DATA LISTING –

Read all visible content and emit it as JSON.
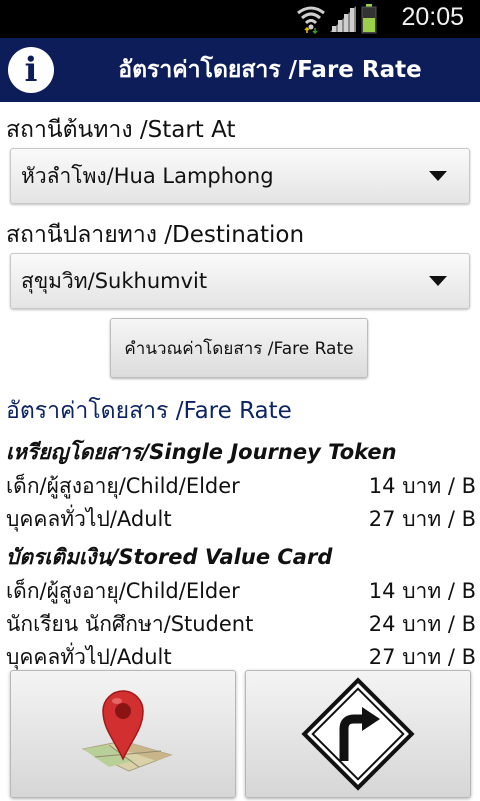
{
  "status_bar": {
    "time": "20:05",
    "icons": [
      "wifi-icon",
      "signal-icon",
      "battery-icon"
    ]
  },
  "header": {
    "title": "อัตราค่าโดยสาร /Fare Rate",
    "info_icon": "info-icon",
    "info_glyph": "i",
    "color": "#0c1d5a"
  },
  "form": {
    "start_label": "สถานีต้นทาง /Start At",
    "start_value": "หัวลำโพง/Hua Lamphong",
    "destination_label": "สถานีปลายทาง /Destination",
    "destination_value": "สุขุมวิท/Sukhumvit",
    "calculate_button": "คำนวณค่าโดยสาร /Fare Rate"
  },
  "results": {
    "title": "อัตราค่าโดยสาร /Fare Rate",
    "sections": [
      {
        "title": "เหรียญโดยสาร/Single Journey Token",
        "rows": [
          {
            "label": "เด็ก/ผู้สูงอายุ/Child/Elder",
            "amount": "14 บาท / B"
          },
          {
            "label": "บุคคลทั่วไป/Adult",
            "amount": "27 บาท / B"
          }
        ]
      },
      {
        "title": "บัตรเติมเงิน/Stored Value Card",
        "rows": [
          {
            "label": "เด็ก/ผู้สูงอายุ/Child/Elder",
            "amount": "14 บาท / B"
          },
          {
            "label": "นักเรียน นักศึกษา/Student",
            "amount": "24 บาท / B"
          },
          {
            "label": "บุคคลทั่วไป/Adult",
            "amount": "27 บาท / B"
          }
        ]
      }
    ]
  },
  "bottom_buttons": [
    {
      "icon": "map-pin-icon"
    },
    {
      "icon": "turn-right-sign-icon"
    }
  ]
}
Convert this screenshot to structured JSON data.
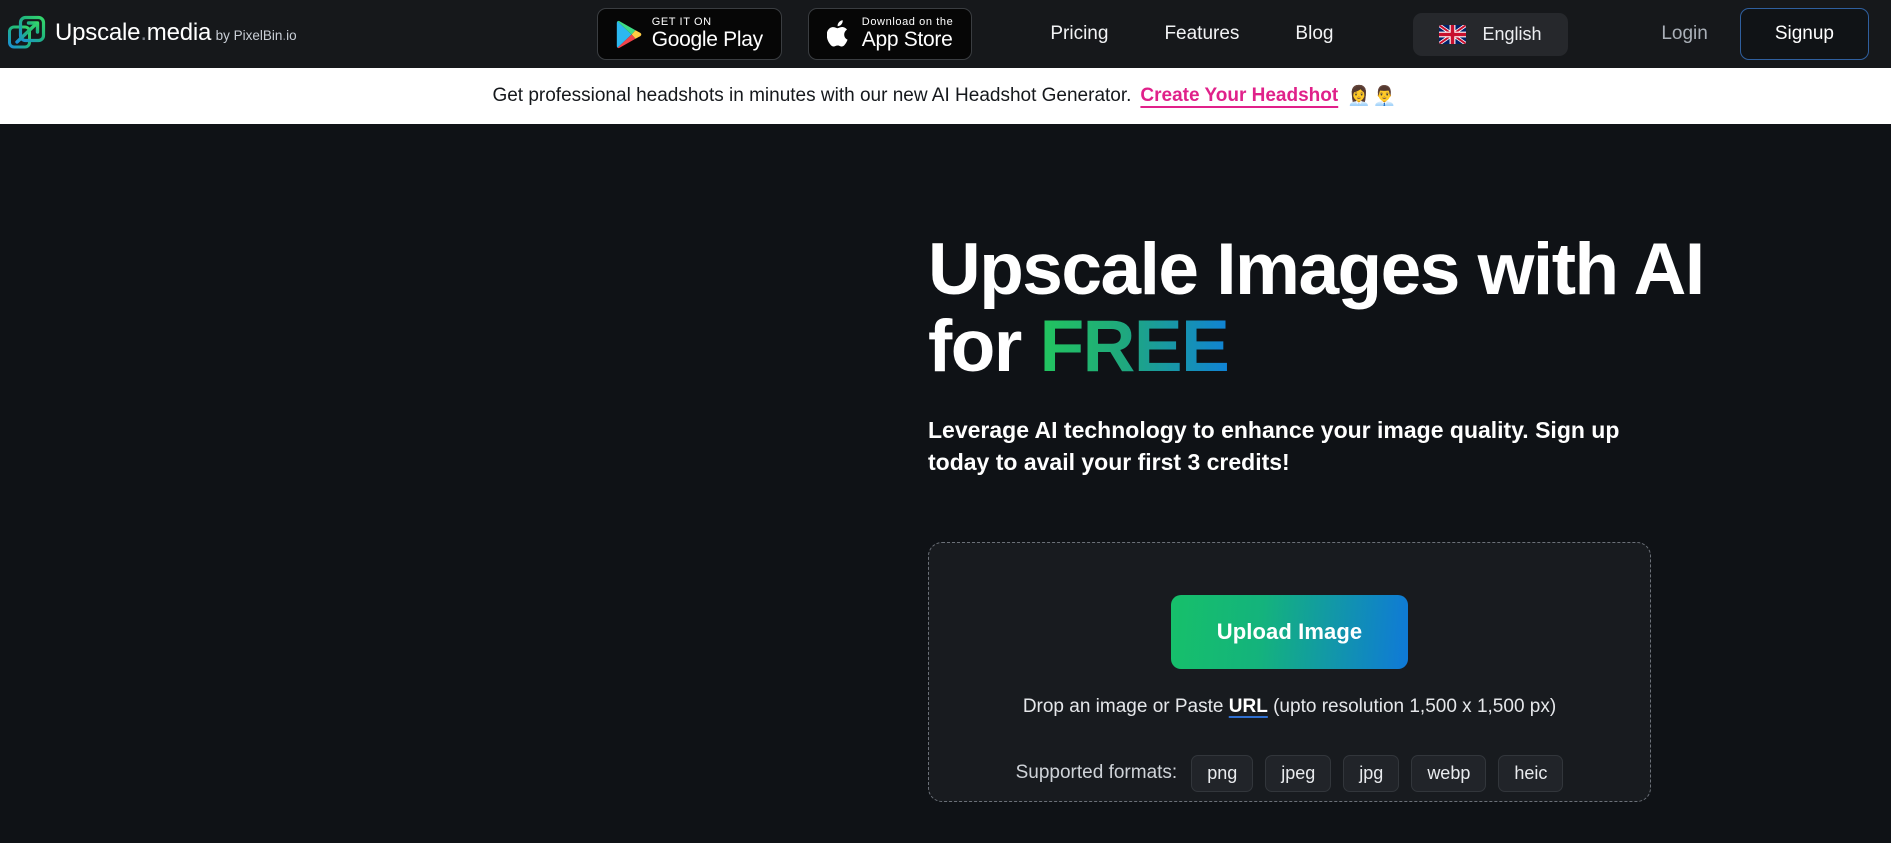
{
  "brand": {
    "name_main": "Upscale",
    "name_dot": ".",
    "name_suffix": "media",
    "byline_prefix": "by PixelBin",
    "byline_dot": ".",
    "byline_suffix": "io",
    "logo_icon": "upscale-arrow-logo-icon"
  },
  "header": {
    "google_play": {
      "small": "GET IT ON",
      "big": "Google Play",
      "icon": "google-play-icon"
    },
    "app_store": {
      "small": "Download on the",
      "big": "App Store",
      "icon": "apple-icon"
    },
    "nav": [
      {
        "label": "Pricing",
        "name": "nav-link-pricing"
      },
      {
        "label": "Features",
        "name": "nav-link-features"
      },
      {
        "label": "Blog",
        "name": "nav-link-blog"
      }
    ],
    "language": {
      "label": "English",
      "flag_icon": "uk-flag-icon"
    },
    "login_label": "Login",
    "signup_label": "Signup"
  },
  "banner": {
    "text": "Get professional headshots in minutes with our new AI Headshot Generator.",
    "link_label": "Create Your Headshot",
    "emoji": "👩‍💼👨‍💼",
    "link_color": "#e0218a"
  },
  "hero": {
    "headline_line1": "Upscale Images with AI",
    "headline_line2_prefix": "for ",
    "headline_highlight": "FREE",
    "highlight_gradient_from": "#22c55e",
    "highlight_gradient_to": "#1083d6",
    "subhead": "Leverage AI technology to enhance your image quality. Sign up today to avail your first 3 credits!"
  },
  "upload": {
    "button_label": "Upload Image",
    "button_gradient_from": "#16c06a",
    "button_gradient_to": "#0f79d8",
    "drop_prefix": "Drop an image or Paste ",
    "drop_link": "URL",
    "drop_suffix": " (upto resolution 1,500 x 1,500 px)",
    "formats_label": "Supported formats:",
    "formats": [
      "png",
      "jpeg",
      "jpg",
      "webp",
      "heic"
    ]
  }
}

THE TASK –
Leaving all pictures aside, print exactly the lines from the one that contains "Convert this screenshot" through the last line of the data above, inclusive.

EXERCISE OUTPUT –
Convert this screenshot to structured JSON data.
{
  "brand": {
    "name_main": "Upscale",
    "name_dot": ".",
    "name_suffix": "media",
    "byline_prefix": "by PixelBin",
    "byline_dot": ".",
    "byline_suffix": "io",
    "logo_icon": "upscale-arrow-logo-icon"
  },
  "header": {
    "google_play": {
      "small": "GET IT ON",
      "big": "Google Play",
      "icon": "google-play-icon"
    },
    "app_store": {
      "small": "Download on the",
      "big": "App Store",
      "icon": "apple-icon"
    },
    "nav": [
      {
        "label": "Pricing",
        "name": "nav-link-pricing"
      },
      {
        "label": "Features",
        "name": "nav-link-features"
      },
      {
        "label": "Blog",
        "name": "nav-link-blog"
      }
    ],
    "language": {
      "label": "English",
      "flag_icon": "uk-flag-icon"
    },
    "login_label": "Login",
    "signup_label": "Signup"
  },
  "banner": {
    "text": "Get professional headshots in minutes with our new AI Headshot Generator.",
    "link_label": "Create Your Headshot",
    "emoji": "👩‍💼👨‍💼",
    "link_color": "#e0218a"
  },
  "hero": {
    "headline_line1": "Upscale Images with AI",
    "headline_line2_prefix": "for ",
    "headline_highlight": "FREE",
    "highlight_gradient_from": "#22c55e",
    "highlight_gradient_to": "#1083d6",
    "subhead": "Leverage AI technology to enhance your image quality. Sign up today to avail your first 3 credits!"
  },
  "upload": {
    "button_label": "Upload Image",
    "button_gradient_from": "#16c06a",
    "button_gradient_to": "#0f79d8",
    "drop_prefix": "Drop an image or Paste ",
    "drop_link": "URL",
    "drop_suffix": " (upto resolution 1,500 x 1,500 px)",
    "formats_label": "Supported formats:",
    "formats": [
      "png",
      "jpeg",
      "jpg",
      "webp",
      "heic"
    ]
  }
}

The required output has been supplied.